I haven't did any soldiering in decades, but I still bitch.

LOL!

Warren said...

Elijah,

Mr Reagan was a truly remarkable man. He knew evil when he saw it and wasn't afraid to say what he had seen.

I wasn't a fan of Ronald Reagan in his first term, but in retrospect I can see that I had bought into some of the propaganda of the main stream media.

Ronald Reagan played a deep game that is unacknowledged. With the FBI and CIA he instituted policies that resulted in the Soviet intelligence an espionage services were rendered useless, both here and abroad, look here
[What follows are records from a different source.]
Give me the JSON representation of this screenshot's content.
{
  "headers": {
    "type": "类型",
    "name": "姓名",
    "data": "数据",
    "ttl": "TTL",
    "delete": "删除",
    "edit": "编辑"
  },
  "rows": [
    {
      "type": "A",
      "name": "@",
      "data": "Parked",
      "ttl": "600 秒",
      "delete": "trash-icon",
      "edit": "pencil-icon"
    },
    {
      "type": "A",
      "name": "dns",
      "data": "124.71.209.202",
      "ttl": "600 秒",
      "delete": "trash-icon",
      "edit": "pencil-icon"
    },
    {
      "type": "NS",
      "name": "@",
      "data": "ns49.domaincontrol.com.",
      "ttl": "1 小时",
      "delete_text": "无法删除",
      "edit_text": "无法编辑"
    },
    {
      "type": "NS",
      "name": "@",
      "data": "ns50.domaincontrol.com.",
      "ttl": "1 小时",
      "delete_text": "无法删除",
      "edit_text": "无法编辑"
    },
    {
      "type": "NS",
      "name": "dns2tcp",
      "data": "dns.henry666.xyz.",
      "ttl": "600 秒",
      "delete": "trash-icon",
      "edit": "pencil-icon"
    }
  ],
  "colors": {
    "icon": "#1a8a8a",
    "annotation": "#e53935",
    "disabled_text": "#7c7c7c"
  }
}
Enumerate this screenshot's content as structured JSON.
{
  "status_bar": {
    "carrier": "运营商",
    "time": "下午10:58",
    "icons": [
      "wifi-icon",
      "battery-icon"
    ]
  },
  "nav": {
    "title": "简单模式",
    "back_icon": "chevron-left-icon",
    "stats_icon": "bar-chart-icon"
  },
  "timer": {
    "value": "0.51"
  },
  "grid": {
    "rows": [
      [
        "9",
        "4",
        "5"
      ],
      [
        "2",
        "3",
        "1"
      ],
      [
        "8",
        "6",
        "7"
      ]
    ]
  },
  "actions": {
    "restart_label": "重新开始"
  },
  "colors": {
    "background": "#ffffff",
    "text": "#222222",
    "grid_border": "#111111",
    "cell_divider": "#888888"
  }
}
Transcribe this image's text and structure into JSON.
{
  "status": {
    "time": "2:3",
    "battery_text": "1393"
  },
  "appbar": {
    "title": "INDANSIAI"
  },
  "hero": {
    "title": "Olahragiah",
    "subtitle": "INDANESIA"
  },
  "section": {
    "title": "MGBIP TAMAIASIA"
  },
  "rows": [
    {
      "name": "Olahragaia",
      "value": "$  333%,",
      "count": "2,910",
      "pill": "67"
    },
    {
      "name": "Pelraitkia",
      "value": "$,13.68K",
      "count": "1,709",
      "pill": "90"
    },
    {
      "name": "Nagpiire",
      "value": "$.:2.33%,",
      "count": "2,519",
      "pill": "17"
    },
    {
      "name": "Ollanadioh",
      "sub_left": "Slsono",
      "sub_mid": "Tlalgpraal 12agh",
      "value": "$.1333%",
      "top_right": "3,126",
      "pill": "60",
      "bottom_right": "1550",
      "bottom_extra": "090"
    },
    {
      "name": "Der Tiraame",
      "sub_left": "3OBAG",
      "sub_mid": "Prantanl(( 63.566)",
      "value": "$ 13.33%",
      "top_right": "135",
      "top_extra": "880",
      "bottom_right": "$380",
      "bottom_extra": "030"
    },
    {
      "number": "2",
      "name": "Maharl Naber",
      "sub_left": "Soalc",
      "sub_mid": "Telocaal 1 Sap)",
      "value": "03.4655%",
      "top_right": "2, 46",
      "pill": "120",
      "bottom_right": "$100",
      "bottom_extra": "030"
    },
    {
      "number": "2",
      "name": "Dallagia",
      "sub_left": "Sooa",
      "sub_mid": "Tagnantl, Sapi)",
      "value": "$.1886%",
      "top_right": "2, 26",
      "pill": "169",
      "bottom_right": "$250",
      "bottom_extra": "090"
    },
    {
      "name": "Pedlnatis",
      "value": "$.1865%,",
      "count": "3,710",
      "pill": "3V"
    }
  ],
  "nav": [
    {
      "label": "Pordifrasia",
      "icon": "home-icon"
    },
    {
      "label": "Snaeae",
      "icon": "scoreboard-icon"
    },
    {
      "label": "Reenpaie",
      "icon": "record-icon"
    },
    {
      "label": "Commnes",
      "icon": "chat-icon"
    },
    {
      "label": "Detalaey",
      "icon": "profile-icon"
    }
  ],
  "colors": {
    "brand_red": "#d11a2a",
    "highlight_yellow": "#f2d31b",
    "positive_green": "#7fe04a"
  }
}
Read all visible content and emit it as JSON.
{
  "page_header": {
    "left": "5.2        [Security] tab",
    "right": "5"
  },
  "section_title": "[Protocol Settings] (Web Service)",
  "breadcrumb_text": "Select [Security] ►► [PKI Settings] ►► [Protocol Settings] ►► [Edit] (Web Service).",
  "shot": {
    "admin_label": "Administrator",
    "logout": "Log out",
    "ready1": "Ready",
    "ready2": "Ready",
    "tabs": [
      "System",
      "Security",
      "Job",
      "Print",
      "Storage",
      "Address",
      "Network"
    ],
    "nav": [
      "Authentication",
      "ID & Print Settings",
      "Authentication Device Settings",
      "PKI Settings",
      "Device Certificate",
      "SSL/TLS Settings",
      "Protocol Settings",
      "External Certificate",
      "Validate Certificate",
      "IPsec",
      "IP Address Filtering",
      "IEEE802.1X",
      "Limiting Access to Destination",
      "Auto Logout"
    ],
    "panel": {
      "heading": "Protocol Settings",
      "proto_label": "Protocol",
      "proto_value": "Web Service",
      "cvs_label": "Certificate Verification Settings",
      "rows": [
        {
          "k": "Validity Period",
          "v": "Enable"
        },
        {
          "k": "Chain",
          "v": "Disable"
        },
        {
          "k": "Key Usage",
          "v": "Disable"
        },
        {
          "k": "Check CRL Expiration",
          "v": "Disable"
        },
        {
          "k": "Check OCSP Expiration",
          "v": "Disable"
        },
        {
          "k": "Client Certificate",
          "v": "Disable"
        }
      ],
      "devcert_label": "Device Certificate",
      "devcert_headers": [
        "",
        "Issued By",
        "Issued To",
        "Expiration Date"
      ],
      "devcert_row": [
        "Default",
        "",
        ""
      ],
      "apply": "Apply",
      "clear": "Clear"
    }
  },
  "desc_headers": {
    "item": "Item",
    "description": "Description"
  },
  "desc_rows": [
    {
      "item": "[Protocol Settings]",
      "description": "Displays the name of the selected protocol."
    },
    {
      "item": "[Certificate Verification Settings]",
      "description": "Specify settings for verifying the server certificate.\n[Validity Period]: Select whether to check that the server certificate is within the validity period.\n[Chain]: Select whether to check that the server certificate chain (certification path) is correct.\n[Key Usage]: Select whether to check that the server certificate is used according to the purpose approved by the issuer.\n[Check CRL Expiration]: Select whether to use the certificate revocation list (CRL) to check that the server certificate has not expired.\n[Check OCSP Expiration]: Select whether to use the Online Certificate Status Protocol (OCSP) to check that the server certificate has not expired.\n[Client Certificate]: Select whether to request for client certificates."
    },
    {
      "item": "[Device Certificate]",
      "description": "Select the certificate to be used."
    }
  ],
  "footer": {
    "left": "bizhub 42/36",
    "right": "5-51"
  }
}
Calling Vietnam contentious is like calling the Thirty Years War a tad long. It angers me that the aging lefties still look at their treatchery and traitorous actions with pride.

Elijah said...

I dont think a canadian can really comment on vietnam or american politics, unless they have really done their homework.Americans take their politics seriously, as they should, because they have a system that gives them a voice, unlike here. We have nothing like the congress or senate of america.

Warren said...

I can understand that, I usually do not comment on Canadian politics because I simply don't follow them closely enough.

I think one of the biggest failures of parliamentary type governments is the head of government is not responsible to the people.

But I urge you to be active in the process. In the long run, your MPs need to respond to the wishes of the voters.

Apathy is a terrible thing in any political system.

Teddy Roosevelt once said:

"The Roman Republic fell, not because of the ambition of Caesar or Augustus, but because it had already long ceased to be in any real sense a republic at all. When the sturdy Roman plebeian, who lived by his own labor, who voted without reward according to his own convictions, and who with his fellows formed in war the terrible Roman legion, had been changed into an idle creature who craved nothing in life save the gratification of a thirst for vapid excitement, who was fed by the state, and who directly or indirectly sold his vote to the highest bidder, then the end of the republic was at hand, and nothing could save it. The laws were the same as they had been, but the people behind the laws had changed, and so the laws counted for nothing." -

beakerkin said...

I want to distinguish the critique
of a Hackworth from a John Kerry.
Hackworth did not game the system for medals. Nor did he run around the country with fake veterans or make up fake attrocity stories. He reported what he saw and could not
be described as an opportunist.

BigBubba said...

Big Bubba was always a little unsure about totally supporting Col. Hackworth. I did agree with many of his opinions and theories.

The problem, with old soldiers, is we have a very strongly held belief that a soldier needs to be careful with what he says about the service, and how he says it, in public.

We look at the Mitchells, Hackworths, et al and admire their courage and the strength of their convictions. Many times we totally agree with them. We are just uncomfortable with soldiers going in the public arena with their criticism.

One problem with those who chose to go public is that they share the arena with pond scum like Hanoi John. Hanoi John is almost universally despised for what he said in public. When someone jumps in the mud puddle others get splattered.

For Elijah. There is a Canadian association for Canadians who come south to join us in Vietnam. Quite a few men made that choice. I remember serving with several.